CLEVELAND -- For the fourth consecutive postseason series, the Warriors have taken a 3-0 lead, each time leaving their opponent looking dazed and glazed and searching for answers they've already failed to find.
First the Trail Blazers, and then the Jazz, and then the Spurs, all expressing a vocal futility that translates to competitive despair.
And now, in the wake of a 118-113 Game 3 loss Wednesday night that has them one loss away from being swept, gloom has descended upon the Cleveland Cavaliers.
Veteran guard JR Smith, scrambling for optimism amid stark and dark reality, tweeted postgame "Cavs in 7."
Within minutes, about as quickly as the Warriors deleted Cleveland's late-game lead, Smith deleted the tweet.
Where on earth do the Cavs go after this?
There they were, leading the entire fourth quarter, and by six with 2:25 remaining, on their home court, when it all fell apart.
What happened, coach Tyronn Lue?
"I got to look at it," he said. "I don't know. I can't remember."
What say you, LeBron James?
"They made some shots and we didn't," he said.
The Warriors closed the game on an 11-0 run, using fierce defense, completely shutting down the Cavs, while staying assertive on offense. Cleveland shot 26.1 percent in the fourth quarter and missed its last eight shots.
"We were aggressive; we got good shots," All-Star forward Kevin Love said. "We just weren't able to convert, and they made big plays. In the end, that was pretty telling."
James was incredible: 39 points, 11 rebounds and nine assists -- all for naught.
Asked if the Warriors withstood the Cavs best shot, James was in no mood to deny.
"I mean, it's so hard to say," he began, "But like I said, for me personally, I gave everything I had tonight.
James' superstar teammate, Kyrie Irving, was mesmerizingly good: 38 points, six rebounds, three assists -- and a loss that took the air out him as well as Quicken Loans Arena.

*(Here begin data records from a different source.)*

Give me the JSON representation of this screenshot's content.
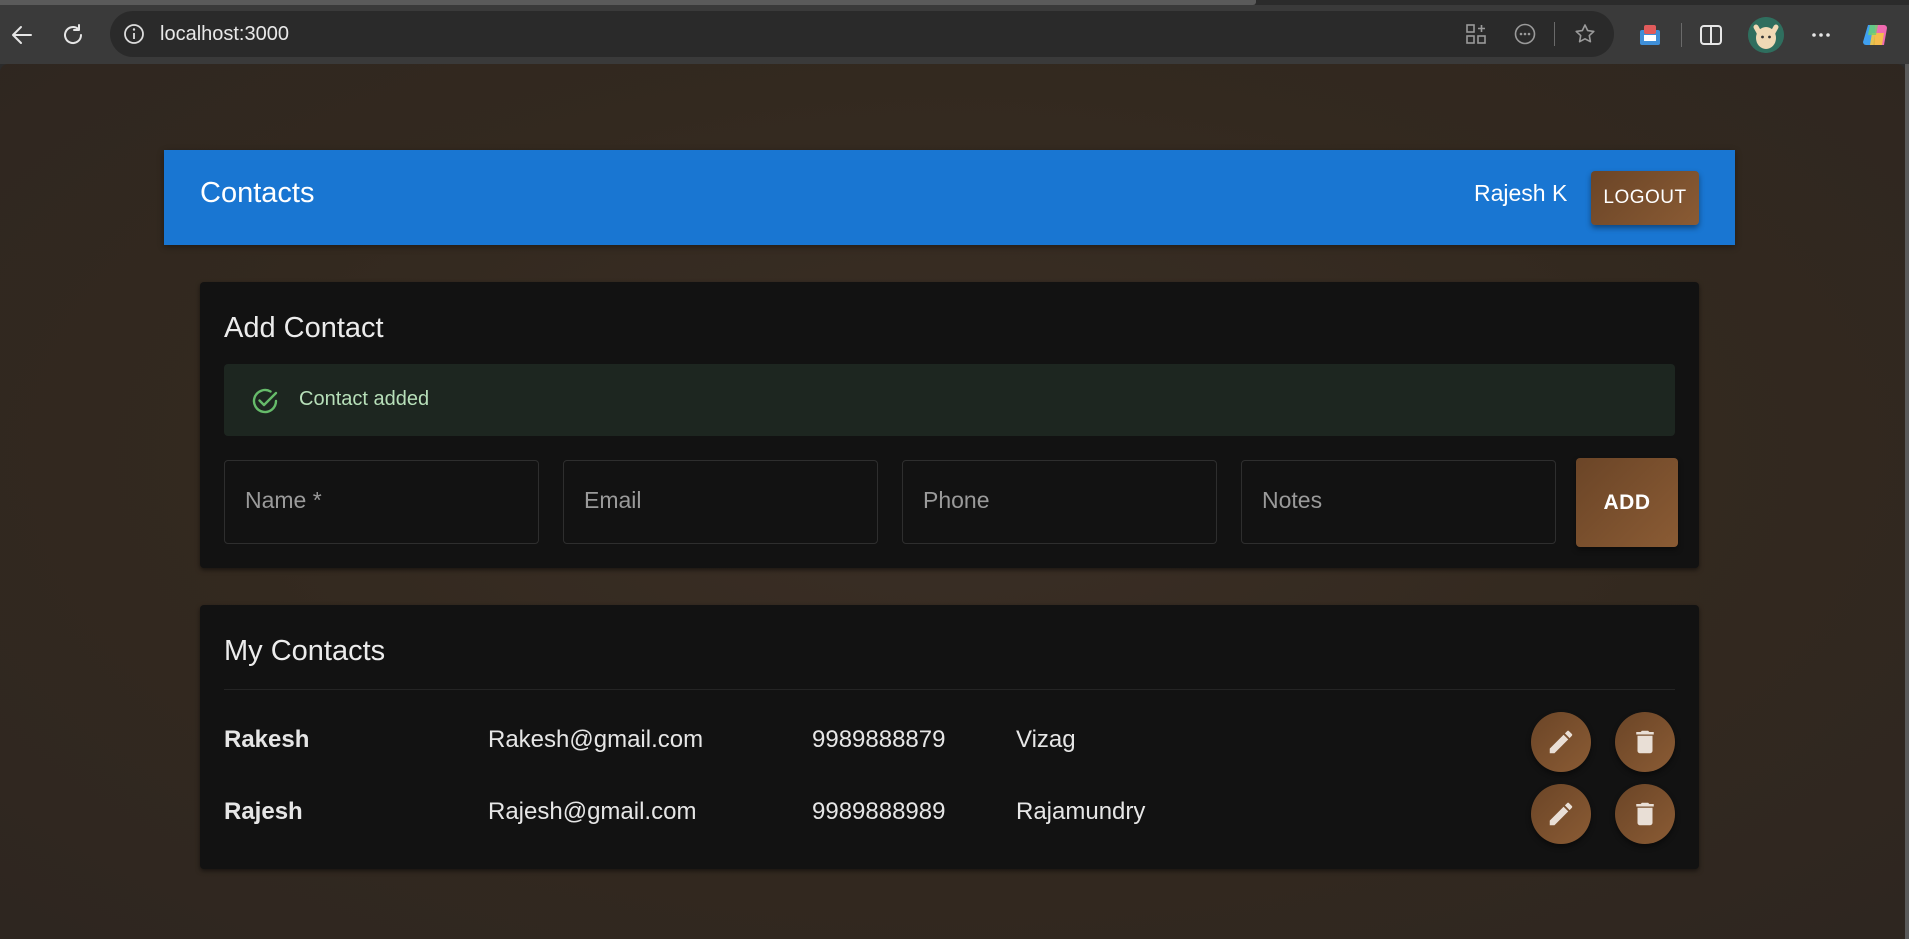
{
  "browser": {
    "url": "localhost:3000",
    "icons": {
      "back": "back-arrow-icon",
      "refresh": "refresh-icon",
      "info": "info-icon",
      "apps": "apps-icon",
      "more_page": "page-actions-icon",
      "favorite": "star-icon",
      "extension": "extension-icon",
      "split": "split-screen-icon",
      "profile": "profile-avatar",
      "menu": "more-icon",
      "copilot": "copilot-icon"
    }
  },
  "app": {
    "title": "Contacts",
    "user": "Rajesh K",
    "logout_label": "LOGOUT",
    "colors": {
      "appbar": "#1976d2",
      "accent": "#8a5b34",
      "success_text": "#b7dfb9"
    }
  },
  "add_contact": {
    "title": "Add Contact",
    "alert": "Contact added",
    "fields": {
      "name_placeholder": "Name *",
      "email_placeholder": "Email",
      "phone_placeholder": "Phone",
      "notes_placeholder": "Notes"
    },
    "add_label": "ADD"
  },
  "my_contacts": {
    "title": "My Contacts",
    "rows": [
      {
        "name": "Rakesh",
        "email": "Rakesh@gmail.com",
        "phone": "9989888879",
        "notes": "Vizag"
      },
      {
        "name": "Rajesh",
        "email": "Rajesh@gmail.com",
        "phone": "9989888989",
        "notes": "Rajamundry"
      }
    ]
  }
}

"I'm human, as well as my teammates, and to lay it all on the line like that, you want to come out on the winning side," he said. "But we gave a great effort, and the result just didn't turn out the way we wanted to."
The Cavs outfoxed the Warriors for much of the night. They committed fewer turnovers (12, to 18 for the Warriors). They were, through three quarters, outshooting the Warriors (50.7 percent, to 46.9).
And, still, they're facing elimination, just like the Trail Blazers and the Jazz and the Spurs, none of which survived Game 4.
Asked if he could have envisioned a game in which he and James combined for 77 points and the Cavs don't win, Irving had nothing.
Well, except praise for the Warriors.
"Nope. I mean, it's hard to envision," he said.
"But they're definitely a different team than they were last year that's definitely in full effect that we're all fully aware of."